By Sarah Everhart
The article is not a substitute for legal advice. See here for the site’s reposting policy.
Regular readers of this blog will not be surprised to read that there is a new twist in the saga of the implementation of the Waters of the United States (WOTUS) rule. For those unfamiliar with the WOTUS rule you can read it here.
In a nutshell, the federal Clean Water Act (CWA) prohibits the discharge of pollutants from any point source into navigable waters (defined as WOTUS) without a discharge permit. In the 1980s the Environmental Protection Agency (EPA) adopted a regulatory definition of WOTUS and again in the early 2000s there were a number of judicial decisions on the subject which led to EPA issuing further interpretations of WOTUS (read more about that background here). In an effort to eliminate confusion, in 2015 EPA promulgated a new definition of WOTUS and legal battles claiming EPA exceeded its authority ensued.

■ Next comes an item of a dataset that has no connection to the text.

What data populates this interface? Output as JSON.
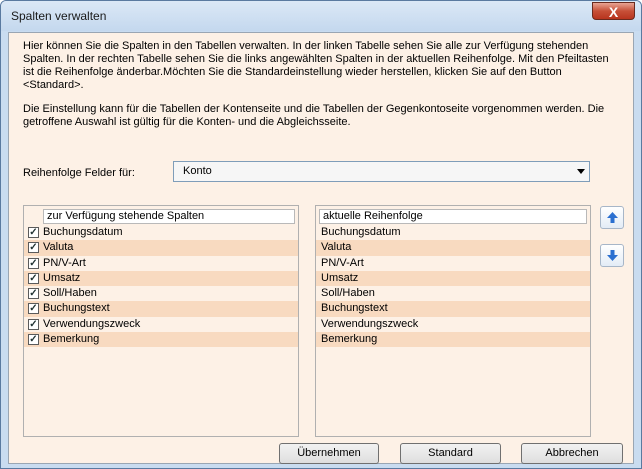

Although WOTUS did not alter any of the exemptions for agricultural activities in the CWA many farm groups felt the expanded definition would have a negative impact on agriculture.
As we explained in this past post the cases filed to challenge WOTUS were consolidated in the federal 6th Circuit Court of Appeals and the Court issued an injunction of the WOTUS rule. The 6th Circuit Court of Appeals ruled it had jurisdiction to hear cases from across the country and that decision was then appealed to the U.S. Supreme Court.
On January 22, 2018, the U.S. Supreme Court ruled that the federal appeals courts did not have original jurisdiction to review the WOTUS rule, and that challenges must continue to be filed in the federal district courts. The Supreme Court’s decision led to the 6th Circuit’s injunction being vacated.
On February 6, 2018, the EPA published a rule in the Federal Register known as the Suspension Rule the effect of which was to delay the WOTUS rule until 2020, and in the interim the controlling interpretation of “waters of the United States” was that prescribed by the 1980s regulation which had been in place prior to the WOTUS rule. Typically when rules and regulations are published in the Federal Register public comments are solicited and reviewed prior to the finalization of the regulation.
On August 16, 2018 the U.S. District Court of the District of South Carolina ruled the EPA violated the Administrative Procedure Act by failing to seek public comment on the Suspension Rule. According to the decision, the text of the Suspension and the EPA Memorandum for the Record on the Suspension Rule Rulemaking Process made it clear that the agencies did not solicit any comments on the merits of the WOTUS rule or the merits of the 1980s regulation before issuing the Suspension Rule. This recent decision means the EPA’s attempt to delay the 2015 WOTUS rule was no longer effective in 23 states: California, Connecticut, Delaware, Hawaii, Illinois, Iowa, Maine, Maryland, Massachusetts, Michigan, Minnesota, New Hampshire, New Jersey, New York, Ohio, Oklahoma, Oregon, Pennsylvania, Rhode Island, Tennessee, Vermont, Virginia and Washington.
The remaining 27 states are not subject to the 2015 WOTUS rule and are instead subject to the previous definition of WOTUS due to injunctions issued by U.S. District Courts in North Dakota, Georgia and Texas preventing the 2015 WOTUS rule from going into effect. As the legal battles continue to unfold in other US. District Courts there are bound to be future changes so keep reading this blog for further updates!